A study entitled ‘Into the Abyss’ states that there are gangs which are nearly impossible to leave alive and others one may leave with less serious consequences.
Here are some examples that explain the difficulties and dangers of leaving a gang.
A juvenile officer who works with juvenile gang members told me a story about a local gang member who wanted to get out of his gang. “I got a call from a client named Fernando,” she said, “who told me he needed help. He was frightened … he didn’t want to be in the gang anymore.” As far as the officer was concerned, “He was in too far. I didn’t think he could get out. He actually wanted me to lock him up so that he’d stay out of trouble.”
A gang unit officer told me a story about a young boy whose father was killed by several members of a gang. The young boy joined a rival gang in order to get back at the gang that murdered his father. The officer said “He’s lived the gang life for several years and now he wants to get married and have a real life.” The young boy, now a young man, spoke with the gang unit officer and told him the gang he joined has doubts about his loyalty and have asked him to perform a hit on a rival gang member to prove his loyalty. He expressed a fear that, “If I don’t do the killing, the gang will attack my family.”
These examples show that the transition has not been easy for them due to the mobility of the other gang members and their contacts in other cities. They fear a member of their gang will find them. They also find it difficult to live with the fact that they can never go home again or, if they do, that they will always be looking over their shoulders to make sure they don’t get caught or hurt by a former gang member or rival.
Most often, there are only two ways out of a gang – prison or death.
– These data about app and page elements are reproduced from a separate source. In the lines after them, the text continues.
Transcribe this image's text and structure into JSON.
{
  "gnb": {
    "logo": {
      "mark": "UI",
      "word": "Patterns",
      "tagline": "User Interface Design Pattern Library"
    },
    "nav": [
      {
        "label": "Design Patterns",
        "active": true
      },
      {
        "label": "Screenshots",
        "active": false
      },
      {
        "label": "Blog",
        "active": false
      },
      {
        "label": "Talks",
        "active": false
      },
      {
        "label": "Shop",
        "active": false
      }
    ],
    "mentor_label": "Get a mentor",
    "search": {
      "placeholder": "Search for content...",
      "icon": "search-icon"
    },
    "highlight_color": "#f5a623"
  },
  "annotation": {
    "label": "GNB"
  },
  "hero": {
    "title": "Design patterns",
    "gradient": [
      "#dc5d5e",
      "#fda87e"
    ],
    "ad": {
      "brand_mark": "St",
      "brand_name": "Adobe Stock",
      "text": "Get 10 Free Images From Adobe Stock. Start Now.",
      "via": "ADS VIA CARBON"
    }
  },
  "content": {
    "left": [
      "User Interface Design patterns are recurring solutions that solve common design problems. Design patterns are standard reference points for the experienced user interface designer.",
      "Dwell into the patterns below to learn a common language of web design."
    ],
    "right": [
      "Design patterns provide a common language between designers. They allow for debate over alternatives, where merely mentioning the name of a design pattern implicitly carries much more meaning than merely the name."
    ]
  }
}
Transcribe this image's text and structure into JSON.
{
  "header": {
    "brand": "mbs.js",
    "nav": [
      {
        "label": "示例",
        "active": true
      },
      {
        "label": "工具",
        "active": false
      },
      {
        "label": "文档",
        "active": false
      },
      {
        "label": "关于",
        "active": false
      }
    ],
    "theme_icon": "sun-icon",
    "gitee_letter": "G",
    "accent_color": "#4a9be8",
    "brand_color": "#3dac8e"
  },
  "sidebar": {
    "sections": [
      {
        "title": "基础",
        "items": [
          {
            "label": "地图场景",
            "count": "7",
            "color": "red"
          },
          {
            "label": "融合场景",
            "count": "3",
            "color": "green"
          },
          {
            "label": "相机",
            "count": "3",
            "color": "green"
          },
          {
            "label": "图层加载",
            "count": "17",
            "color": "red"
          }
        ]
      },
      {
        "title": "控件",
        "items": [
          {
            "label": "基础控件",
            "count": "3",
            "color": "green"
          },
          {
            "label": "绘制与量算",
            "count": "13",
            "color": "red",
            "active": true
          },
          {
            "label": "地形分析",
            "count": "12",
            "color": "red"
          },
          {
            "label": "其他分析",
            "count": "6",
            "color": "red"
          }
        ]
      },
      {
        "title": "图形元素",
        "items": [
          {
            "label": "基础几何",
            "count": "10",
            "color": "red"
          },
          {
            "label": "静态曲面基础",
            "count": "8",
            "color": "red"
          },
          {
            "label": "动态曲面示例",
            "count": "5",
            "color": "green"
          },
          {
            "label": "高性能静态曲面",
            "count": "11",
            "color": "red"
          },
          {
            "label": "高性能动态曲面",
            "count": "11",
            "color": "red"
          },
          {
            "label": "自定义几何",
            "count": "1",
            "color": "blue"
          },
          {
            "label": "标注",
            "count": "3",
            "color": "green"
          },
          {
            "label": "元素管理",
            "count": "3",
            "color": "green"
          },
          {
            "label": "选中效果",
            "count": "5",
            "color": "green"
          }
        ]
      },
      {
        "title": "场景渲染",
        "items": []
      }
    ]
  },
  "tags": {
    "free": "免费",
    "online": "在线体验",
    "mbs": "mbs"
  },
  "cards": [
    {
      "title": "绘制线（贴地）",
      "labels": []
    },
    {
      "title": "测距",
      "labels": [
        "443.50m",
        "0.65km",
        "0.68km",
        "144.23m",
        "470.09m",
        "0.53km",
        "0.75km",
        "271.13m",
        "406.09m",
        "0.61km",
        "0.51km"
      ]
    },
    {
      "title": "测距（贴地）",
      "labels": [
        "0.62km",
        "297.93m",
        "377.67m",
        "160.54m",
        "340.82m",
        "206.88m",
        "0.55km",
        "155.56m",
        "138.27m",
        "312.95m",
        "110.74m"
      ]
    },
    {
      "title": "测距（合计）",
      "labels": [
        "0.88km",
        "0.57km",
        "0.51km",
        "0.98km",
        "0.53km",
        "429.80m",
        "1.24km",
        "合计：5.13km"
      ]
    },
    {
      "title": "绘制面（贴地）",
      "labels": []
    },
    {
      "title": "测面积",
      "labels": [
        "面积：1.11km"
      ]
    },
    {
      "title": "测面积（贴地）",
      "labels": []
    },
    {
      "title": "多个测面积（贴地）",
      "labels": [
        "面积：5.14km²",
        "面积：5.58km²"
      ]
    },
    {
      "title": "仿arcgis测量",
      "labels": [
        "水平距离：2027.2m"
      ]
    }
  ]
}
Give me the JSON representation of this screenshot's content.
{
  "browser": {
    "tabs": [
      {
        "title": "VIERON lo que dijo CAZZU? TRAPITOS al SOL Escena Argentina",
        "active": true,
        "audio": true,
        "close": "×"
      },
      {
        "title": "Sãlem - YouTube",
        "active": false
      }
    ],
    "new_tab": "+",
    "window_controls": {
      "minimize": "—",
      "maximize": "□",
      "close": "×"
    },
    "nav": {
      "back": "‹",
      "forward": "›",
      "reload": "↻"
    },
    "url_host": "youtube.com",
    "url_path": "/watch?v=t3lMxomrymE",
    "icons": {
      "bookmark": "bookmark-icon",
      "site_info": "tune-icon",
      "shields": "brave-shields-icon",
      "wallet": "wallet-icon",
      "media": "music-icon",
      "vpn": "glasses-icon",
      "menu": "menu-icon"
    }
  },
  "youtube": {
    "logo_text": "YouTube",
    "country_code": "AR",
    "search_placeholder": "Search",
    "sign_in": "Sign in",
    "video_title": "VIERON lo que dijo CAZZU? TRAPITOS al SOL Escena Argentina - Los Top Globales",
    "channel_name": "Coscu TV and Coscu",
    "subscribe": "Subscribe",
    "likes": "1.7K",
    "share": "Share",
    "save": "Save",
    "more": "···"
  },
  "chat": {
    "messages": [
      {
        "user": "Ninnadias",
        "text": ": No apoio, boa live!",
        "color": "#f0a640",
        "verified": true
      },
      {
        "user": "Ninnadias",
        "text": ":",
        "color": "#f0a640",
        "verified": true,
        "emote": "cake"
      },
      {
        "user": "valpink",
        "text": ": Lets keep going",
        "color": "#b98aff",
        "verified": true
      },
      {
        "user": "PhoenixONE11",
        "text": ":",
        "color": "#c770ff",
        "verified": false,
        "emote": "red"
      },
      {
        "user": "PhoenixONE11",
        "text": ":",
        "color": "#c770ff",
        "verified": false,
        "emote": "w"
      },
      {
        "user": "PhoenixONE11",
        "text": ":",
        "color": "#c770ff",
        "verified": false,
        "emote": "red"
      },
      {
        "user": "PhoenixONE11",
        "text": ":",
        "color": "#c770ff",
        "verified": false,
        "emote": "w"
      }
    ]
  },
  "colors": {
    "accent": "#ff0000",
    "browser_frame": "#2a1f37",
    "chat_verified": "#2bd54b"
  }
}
In my new novel MURRAN, Trey is enticed into gang life and realizes too late he was faced with only two options to leave the gang – prison or death. But he found a third way out – Africa.